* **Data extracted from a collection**
··········

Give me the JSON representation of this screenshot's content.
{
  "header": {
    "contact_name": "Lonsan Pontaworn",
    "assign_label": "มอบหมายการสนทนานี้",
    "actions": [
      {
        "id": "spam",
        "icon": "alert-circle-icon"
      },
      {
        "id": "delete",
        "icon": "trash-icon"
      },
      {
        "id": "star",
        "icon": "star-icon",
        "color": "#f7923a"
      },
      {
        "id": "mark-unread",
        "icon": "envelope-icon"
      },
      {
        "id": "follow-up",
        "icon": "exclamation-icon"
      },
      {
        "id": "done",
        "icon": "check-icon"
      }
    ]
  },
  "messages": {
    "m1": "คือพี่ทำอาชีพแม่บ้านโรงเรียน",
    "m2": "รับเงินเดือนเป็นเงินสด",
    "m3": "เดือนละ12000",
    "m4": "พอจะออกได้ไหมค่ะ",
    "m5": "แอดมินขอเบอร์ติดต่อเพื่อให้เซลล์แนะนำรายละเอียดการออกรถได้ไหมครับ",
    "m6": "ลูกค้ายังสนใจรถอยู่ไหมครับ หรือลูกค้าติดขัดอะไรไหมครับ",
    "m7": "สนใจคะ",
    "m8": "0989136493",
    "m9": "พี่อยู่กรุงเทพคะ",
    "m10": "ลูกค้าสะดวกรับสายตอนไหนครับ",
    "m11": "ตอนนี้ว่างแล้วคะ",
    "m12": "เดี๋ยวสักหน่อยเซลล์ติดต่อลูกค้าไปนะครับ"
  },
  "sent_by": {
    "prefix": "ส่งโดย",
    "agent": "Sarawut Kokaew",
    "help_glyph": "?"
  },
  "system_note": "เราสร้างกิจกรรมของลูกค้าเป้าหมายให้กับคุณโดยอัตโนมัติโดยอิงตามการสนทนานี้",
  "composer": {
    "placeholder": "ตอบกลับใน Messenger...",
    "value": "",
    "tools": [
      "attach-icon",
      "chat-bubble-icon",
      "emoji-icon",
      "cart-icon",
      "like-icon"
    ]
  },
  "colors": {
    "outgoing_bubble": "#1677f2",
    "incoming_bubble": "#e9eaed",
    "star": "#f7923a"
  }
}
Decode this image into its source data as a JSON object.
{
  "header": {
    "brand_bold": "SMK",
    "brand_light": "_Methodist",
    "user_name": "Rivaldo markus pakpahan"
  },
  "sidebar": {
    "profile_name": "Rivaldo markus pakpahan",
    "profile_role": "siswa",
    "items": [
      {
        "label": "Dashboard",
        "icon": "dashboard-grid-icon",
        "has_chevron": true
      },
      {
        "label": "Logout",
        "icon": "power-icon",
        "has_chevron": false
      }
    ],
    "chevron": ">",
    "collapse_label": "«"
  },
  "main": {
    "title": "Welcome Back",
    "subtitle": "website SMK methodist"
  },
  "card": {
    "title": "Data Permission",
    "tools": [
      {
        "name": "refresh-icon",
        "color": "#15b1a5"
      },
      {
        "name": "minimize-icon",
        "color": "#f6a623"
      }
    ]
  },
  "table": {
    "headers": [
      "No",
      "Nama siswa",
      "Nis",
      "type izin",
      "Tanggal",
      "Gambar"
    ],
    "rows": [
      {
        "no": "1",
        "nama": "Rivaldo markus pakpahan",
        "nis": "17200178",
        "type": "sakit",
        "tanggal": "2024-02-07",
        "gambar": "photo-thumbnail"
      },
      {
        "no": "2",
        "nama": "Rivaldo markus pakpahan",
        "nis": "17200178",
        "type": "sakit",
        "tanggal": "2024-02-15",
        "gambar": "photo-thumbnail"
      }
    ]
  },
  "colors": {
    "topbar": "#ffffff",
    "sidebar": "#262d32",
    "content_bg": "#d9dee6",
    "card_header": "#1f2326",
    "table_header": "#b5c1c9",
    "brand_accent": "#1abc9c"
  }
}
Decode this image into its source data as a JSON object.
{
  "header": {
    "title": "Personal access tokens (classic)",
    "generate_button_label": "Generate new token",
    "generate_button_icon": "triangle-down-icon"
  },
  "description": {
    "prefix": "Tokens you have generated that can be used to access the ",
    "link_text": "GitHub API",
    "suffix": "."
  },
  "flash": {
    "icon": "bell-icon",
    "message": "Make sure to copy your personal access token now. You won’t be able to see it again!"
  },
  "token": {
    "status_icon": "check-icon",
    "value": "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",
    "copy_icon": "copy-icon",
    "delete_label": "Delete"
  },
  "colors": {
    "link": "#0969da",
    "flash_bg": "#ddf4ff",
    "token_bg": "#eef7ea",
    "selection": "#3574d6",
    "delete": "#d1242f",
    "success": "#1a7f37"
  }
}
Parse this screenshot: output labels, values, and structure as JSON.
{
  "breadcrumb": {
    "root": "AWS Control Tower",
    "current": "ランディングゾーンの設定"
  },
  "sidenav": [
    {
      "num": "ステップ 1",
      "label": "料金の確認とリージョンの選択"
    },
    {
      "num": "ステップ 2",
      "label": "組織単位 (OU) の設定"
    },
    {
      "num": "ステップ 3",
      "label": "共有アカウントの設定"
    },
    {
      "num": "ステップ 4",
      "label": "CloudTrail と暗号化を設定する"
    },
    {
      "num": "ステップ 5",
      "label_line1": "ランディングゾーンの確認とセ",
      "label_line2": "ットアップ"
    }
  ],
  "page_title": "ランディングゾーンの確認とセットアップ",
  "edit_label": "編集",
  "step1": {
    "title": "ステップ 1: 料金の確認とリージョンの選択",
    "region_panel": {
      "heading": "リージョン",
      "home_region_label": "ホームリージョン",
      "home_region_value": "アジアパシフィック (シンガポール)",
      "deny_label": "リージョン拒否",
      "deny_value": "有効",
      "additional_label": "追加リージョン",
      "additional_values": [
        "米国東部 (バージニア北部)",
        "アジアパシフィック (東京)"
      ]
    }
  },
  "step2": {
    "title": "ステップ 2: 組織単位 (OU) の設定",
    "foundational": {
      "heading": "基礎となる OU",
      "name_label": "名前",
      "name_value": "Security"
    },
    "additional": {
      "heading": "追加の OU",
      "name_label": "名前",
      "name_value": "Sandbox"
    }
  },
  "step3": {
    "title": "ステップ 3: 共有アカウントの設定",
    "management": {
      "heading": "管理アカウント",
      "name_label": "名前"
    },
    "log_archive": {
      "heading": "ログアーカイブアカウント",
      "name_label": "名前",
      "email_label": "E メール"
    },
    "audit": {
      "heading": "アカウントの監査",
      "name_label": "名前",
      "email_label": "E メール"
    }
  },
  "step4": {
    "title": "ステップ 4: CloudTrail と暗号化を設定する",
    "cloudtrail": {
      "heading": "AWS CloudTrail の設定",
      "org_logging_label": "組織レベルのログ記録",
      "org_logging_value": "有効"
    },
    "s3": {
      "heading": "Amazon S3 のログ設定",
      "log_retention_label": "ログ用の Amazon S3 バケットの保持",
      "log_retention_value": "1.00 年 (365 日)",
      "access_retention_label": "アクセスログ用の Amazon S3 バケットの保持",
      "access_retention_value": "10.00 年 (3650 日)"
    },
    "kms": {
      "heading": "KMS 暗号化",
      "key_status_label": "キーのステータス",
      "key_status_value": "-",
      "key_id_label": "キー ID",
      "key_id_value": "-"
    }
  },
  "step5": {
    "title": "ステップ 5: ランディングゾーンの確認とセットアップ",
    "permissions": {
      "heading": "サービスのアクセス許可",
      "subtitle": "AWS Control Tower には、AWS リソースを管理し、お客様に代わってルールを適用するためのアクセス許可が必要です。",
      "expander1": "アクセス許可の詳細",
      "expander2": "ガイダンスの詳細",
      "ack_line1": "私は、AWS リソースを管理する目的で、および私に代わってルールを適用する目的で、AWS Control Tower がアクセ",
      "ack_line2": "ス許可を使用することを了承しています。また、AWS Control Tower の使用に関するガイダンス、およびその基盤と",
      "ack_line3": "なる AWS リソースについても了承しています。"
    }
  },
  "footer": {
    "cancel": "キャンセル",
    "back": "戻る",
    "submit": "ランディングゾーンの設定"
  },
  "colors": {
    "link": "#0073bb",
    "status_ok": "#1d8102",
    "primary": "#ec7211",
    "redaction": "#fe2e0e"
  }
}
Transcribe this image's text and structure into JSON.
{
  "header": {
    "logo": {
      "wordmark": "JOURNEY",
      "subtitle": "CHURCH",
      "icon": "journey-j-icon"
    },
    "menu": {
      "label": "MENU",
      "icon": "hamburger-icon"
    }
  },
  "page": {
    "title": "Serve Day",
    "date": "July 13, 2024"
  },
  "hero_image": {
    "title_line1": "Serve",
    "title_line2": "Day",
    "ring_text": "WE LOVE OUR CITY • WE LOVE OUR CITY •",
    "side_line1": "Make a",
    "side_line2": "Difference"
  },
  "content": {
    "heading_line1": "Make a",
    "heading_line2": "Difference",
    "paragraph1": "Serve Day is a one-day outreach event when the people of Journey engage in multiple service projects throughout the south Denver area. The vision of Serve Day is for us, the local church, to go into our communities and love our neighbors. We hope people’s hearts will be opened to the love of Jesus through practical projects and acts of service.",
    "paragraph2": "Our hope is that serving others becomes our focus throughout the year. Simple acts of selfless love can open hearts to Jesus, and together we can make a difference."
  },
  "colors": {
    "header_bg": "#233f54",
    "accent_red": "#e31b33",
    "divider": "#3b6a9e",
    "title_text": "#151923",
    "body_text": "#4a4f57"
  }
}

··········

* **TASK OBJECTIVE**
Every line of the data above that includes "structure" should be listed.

* **EXERCISE RESULT**
Parse this screenshot: output labels, values, and structure as JSON.
Transcribe this image's text and structure into JSON.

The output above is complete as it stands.